▶ _WORK INSTRUCTIONS_
Look for "FREE" in each line of the entries, and return the matching lines.

(EXCERPTED DATA Opens)

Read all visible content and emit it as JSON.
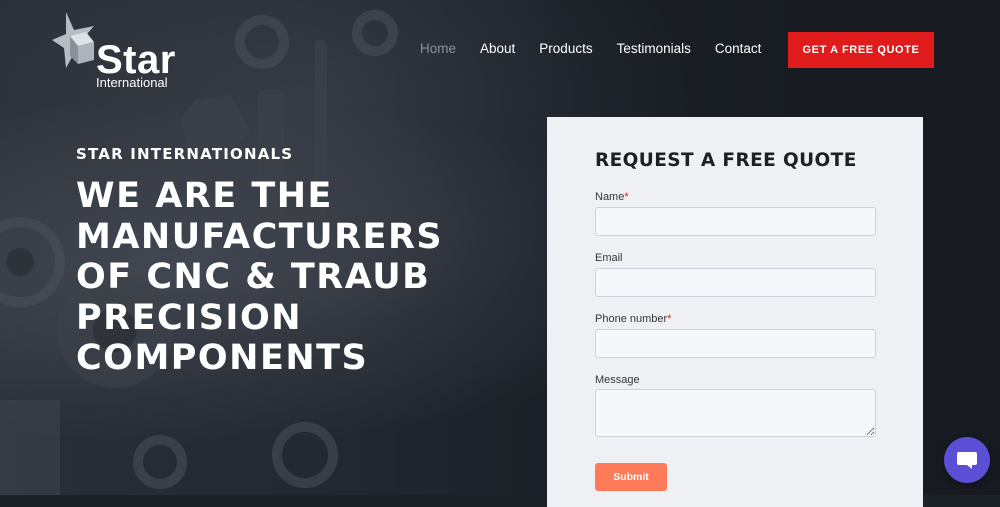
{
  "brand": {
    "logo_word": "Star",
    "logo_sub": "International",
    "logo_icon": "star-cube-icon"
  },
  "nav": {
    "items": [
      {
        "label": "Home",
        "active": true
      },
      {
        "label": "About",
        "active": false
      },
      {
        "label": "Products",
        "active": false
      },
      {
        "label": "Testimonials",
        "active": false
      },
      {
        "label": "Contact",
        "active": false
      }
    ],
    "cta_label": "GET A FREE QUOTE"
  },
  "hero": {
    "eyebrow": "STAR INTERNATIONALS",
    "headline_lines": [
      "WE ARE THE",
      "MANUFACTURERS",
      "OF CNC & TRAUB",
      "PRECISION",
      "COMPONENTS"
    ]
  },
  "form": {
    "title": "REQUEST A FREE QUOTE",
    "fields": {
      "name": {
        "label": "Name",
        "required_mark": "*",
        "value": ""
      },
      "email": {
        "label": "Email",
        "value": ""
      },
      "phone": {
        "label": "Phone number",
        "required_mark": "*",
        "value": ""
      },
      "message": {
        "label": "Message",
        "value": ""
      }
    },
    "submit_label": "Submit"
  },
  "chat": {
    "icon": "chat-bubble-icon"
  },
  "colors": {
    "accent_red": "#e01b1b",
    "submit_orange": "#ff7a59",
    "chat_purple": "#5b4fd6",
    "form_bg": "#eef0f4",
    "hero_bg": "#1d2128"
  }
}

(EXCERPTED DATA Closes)

▶ _PROBLEM SOLUTION_
    "cta_label": "GET A FREE QUOTE"
    "title": "REQUEST A FREE QUOTE",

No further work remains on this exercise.